Stacy wiggles the pen between her thumb and index finger. It hits the edge of the dining table over and over, in perfect rhythm like a grandfather clock. The kitchen window's view is of the photosynthesizing backyard field going off into forever before the earth curbs away where the trees appear the size of ants.
The newborn cries in the living room crib rattling, kicking and having a hissy fit, but Stacy’s too busy lost in her thoughts to do anything about it. She’s puzzle solving the anxiety riddled plain flight she’ll soon embark on. Flight fear overwhelms her and puts Stacy in a catatonic state of rapid contemplation.
The family wants to meet the newborn and Stacy’s agreed to fly to Arizona to introduce her lovely new daughter to them, but as the date of the flight approached the anxiety built up, the regret for agreeing settled in. Now, she must make a choice.
In Stacy’s mind a film replays the solution for the same problem the last time it came up, ten years ago. She drowned little baby Liz with the excuse that she got into the tub and filled it on her own. The police always sides with the mother putting a charge of neglect on the father and arresting him for life for the death. Stacy then canceled on her family with tragic news encouraging them to meet the baby during the funeral. Now, she questions whether or not to proceed the same way. She did get away with it the first time. All she’d need is a second, different, more believable excuse and she’ll be set. But it’s been two weeks and she’s learned to love her new daughter, but her phobia is much stronger and she’s still weighing the scale.
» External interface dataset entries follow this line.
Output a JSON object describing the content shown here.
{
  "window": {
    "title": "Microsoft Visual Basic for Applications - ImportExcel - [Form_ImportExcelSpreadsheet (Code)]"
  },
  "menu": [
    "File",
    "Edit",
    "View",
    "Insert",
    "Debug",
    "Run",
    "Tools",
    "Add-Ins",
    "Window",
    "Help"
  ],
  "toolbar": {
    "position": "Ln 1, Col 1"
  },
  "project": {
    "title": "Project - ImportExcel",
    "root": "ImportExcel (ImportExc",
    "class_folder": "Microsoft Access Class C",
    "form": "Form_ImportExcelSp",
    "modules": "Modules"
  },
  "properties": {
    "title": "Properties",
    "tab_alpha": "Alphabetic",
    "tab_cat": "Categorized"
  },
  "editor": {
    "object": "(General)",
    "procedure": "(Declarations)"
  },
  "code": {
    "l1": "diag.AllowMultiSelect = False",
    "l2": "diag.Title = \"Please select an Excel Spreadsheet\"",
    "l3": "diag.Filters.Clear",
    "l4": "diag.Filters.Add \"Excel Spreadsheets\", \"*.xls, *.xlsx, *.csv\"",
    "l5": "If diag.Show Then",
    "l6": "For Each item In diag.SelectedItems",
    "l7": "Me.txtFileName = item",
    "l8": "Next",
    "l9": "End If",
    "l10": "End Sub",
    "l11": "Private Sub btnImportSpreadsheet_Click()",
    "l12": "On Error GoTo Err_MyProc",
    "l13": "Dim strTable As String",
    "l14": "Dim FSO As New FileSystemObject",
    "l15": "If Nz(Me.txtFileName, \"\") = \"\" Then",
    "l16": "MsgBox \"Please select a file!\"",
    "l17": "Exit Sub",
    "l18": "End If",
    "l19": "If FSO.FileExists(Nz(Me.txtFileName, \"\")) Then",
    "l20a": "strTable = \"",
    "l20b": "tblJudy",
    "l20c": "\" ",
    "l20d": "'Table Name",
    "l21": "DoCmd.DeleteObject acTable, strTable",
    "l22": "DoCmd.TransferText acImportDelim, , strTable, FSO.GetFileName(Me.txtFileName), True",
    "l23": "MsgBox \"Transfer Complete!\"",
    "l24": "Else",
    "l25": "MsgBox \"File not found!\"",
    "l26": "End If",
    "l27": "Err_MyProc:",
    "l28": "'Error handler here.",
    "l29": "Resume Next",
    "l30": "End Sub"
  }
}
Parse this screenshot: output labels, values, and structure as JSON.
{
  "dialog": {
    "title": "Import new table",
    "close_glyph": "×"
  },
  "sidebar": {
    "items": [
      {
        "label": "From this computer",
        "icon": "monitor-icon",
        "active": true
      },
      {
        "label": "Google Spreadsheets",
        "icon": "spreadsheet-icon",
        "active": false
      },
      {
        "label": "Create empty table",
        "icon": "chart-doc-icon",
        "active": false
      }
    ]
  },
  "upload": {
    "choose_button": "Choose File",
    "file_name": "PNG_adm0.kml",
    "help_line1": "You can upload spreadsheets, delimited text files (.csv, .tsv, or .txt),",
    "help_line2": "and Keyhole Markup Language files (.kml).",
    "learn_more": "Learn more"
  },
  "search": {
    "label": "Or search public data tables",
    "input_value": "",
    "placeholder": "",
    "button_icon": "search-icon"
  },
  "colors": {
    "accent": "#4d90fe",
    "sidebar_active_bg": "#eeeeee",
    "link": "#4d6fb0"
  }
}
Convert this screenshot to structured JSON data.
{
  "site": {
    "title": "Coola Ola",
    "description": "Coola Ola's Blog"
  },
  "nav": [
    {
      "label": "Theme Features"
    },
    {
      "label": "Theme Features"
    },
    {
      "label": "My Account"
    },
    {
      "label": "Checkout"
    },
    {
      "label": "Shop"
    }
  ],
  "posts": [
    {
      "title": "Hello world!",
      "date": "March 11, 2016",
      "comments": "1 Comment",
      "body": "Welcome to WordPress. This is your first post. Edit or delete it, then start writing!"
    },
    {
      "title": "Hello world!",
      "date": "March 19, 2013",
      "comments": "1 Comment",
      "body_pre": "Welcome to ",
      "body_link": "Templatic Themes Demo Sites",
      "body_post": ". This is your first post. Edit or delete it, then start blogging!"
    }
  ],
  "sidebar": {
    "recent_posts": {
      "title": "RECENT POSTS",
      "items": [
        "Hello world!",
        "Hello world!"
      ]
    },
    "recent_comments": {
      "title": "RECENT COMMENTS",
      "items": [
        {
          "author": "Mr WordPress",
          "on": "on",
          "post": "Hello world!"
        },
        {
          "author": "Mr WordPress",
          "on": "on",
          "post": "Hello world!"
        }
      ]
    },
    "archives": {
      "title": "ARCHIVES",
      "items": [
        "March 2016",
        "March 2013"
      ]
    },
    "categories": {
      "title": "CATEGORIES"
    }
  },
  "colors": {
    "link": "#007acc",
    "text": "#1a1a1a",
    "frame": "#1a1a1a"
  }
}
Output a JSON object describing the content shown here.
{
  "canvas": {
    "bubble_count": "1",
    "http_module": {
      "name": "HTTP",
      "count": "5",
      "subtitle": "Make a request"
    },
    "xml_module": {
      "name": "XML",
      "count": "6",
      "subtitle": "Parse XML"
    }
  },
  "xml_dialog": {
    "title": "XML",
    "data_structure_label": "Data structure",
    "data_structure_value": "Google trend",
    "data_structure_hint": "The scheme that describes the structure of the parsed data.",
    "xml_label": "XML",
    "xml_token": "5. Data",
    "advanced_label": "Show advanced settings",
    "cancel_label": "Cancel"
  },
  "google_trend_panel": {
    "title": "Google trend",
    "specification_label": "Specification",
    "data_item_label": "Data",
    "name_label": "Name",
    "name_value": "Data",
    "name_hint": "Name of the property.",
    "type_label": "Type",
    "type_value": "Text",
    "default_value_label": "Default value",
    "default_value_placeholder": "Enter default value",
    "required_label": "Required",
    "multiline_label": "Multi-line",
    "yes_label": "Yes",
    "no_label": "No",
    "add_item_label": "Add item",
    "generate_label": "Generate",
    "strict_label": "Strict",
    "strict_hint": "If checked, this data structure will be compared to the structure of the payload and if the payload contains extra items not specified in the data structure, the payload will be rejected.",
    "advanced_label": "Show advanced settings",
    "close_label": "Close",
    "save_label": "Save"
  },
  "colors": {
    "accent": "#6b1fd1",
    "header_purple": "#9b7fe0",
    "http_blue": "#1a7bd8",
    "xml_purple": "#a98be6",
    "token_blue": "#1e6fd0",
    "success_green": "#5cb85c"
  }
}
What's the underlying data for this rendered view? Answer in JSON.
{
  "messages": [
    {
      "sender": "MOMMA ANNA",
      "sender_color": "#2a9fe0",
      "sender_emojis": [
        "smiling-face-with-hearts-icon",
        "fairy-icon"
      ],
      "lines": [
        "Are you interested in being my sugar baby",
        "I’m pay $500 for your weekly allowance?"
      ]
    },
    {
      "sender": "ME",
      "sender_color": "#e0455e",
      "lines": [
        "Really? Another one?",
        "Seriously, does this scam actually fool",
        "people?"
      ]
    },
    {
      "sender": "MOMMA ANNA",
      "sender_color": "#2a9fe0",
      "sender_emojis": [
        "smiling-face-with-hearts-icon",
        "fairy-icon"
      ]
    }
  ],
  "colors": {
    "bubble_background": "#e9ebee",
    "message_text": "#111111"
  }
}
The baby on one side, the phobia starts to look a lot heavier.